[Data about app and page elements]
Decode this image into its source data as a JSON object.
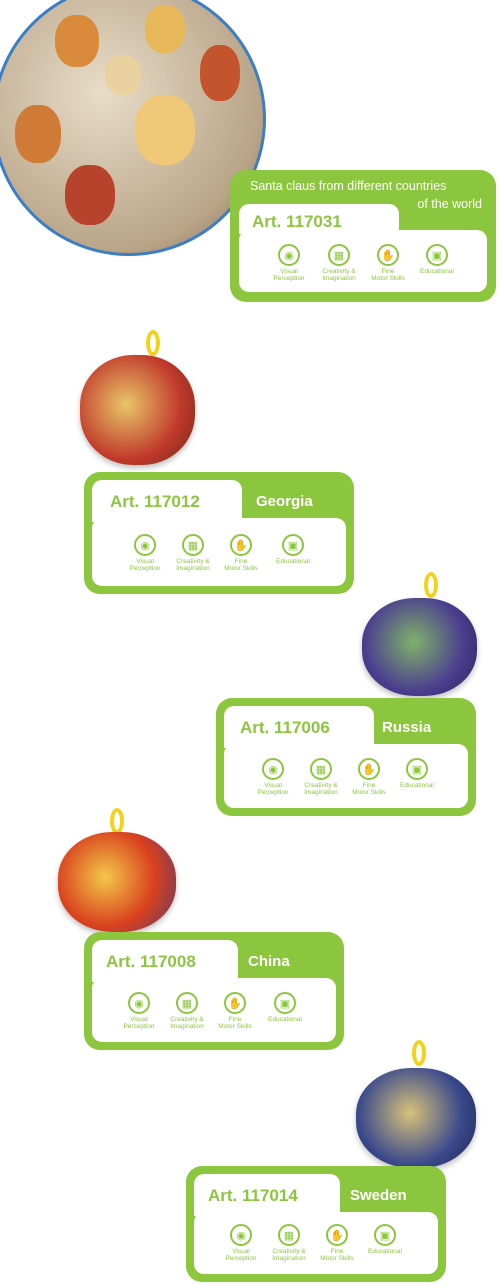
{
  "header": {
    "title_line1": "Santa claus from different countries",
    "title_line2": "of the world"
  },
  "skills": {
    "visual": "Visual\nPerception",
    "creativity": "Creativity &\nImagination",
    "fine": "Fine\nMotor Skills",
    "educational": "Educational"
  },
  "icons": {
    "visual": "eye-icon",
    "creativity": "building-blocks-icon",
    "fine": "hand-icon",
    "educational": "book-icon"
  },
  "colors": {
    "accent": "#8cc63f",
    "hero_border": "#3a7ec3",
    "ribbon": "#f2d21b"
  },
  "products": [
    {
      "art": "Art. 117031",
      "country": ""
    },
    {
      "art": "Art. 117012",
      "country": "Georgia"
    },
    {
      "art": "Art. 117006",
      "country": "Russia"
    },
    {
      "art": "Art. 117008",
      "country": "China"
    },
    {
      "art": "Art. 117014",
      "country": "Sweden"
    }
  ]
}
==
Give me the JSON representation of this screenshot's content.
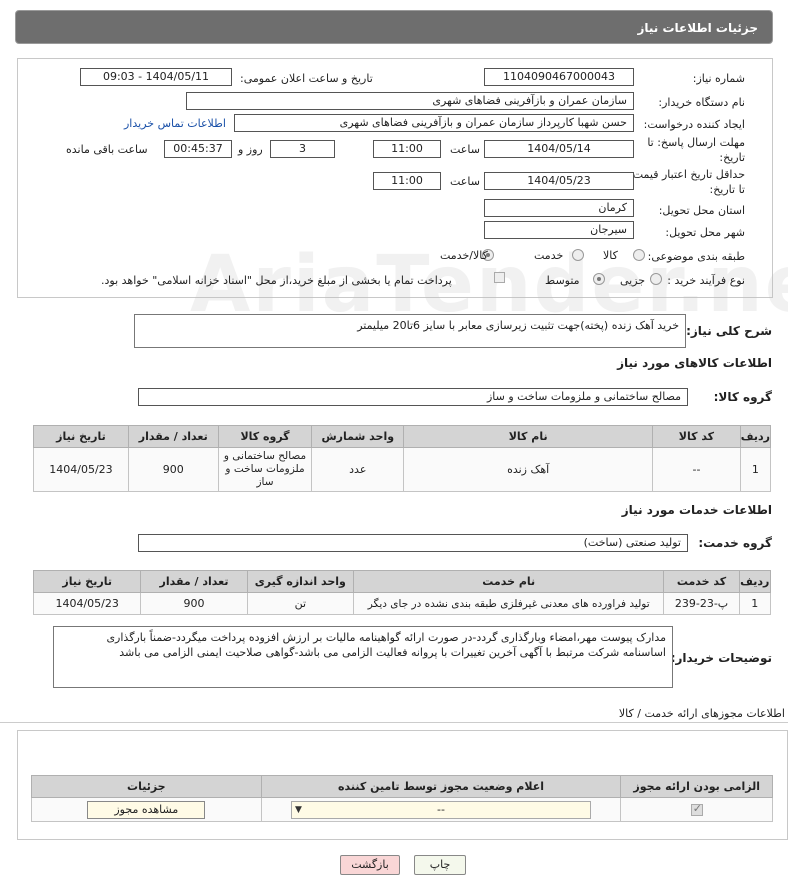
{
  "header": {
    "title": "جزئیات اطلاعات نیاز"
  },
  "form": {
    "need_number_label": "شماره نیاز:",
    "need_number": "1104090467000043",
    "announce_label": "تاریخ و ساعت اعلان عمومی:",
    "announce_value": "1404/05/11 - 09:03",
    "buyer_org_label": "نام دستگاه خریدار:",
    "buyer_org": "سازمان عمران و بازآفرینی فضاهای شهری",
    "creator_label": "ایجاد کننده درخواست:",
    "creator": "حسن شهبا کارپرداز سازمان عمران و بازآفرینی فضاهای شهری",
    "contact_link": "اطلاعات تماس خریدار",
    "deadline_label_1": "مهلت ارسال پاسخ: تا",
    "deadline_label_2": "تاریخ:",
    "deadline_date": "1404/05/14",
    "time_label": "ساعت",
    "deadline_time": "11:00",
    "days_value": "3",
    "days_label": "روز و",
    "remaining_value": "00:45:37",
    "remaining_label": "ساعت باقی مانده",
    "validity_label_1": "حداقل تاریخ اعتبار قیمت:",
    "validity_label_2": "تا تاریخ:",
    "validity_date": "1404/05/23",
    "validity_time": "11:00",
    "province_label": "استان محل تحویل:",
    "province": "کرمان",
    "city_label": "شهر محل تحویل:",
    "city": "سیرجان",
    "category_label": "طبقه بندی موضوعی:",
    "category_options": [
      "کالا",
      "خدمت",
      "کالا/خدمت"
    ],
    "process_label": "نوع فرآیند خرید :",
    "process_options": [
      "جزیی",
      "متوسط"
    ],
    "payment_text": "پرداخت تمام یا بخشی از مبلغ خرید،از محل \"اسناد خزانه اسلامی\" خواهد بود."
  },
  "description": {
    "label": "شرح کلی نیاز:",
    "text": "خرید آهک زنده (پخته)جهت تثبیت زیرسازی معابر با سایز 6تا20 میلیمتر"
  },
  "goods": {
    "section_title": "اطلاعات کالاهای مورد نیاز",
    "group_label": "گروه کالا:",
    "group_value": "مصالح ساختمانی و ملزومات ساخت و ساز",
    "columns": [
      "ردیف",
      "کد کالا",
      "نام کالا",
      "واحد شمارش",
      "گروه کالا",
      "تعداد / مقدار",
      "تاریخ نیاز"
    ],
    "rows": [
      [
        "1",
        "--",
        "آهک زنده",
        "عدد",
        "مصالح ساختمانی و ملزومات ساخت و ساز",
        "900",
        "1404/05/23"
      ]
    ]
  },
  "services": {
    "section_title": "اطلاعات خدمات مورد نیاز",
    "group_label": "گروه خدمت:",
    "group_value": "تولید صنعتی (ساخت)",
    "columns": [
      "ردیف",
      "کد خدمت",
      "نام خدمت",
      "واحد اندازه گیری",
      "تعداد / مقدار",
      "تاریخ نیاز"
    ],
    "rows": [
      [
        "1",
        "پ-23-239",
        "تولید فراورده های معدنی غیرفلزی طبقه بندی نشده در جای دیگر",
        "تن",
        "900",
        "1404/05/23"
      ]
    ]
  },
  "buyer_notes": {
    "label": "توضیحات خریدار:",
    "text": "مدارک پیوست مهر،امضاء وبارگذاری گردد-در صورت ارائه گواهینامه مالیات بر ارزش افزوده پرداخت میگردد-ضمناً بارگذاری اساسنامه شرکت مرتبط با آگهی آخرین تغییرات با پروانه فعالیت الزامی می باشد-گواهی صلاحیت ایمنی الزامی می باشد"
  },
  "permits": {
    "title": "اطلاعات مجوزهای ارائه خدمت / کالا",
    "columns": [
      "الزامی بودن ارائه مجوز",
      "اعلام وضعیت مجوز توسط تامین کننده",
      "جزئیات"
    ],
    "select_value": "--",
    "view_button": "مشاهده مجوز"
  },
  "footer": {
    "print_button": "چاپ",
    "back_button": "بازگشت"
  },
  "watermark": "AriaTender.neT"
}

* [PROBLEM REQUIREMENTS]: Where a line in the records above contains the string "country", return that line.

* [TASK OUTPUT]:
      "country": ""
      "country": "Georgia"
      "country": "Russia"
      "country": "China"
      "country": "Sweden"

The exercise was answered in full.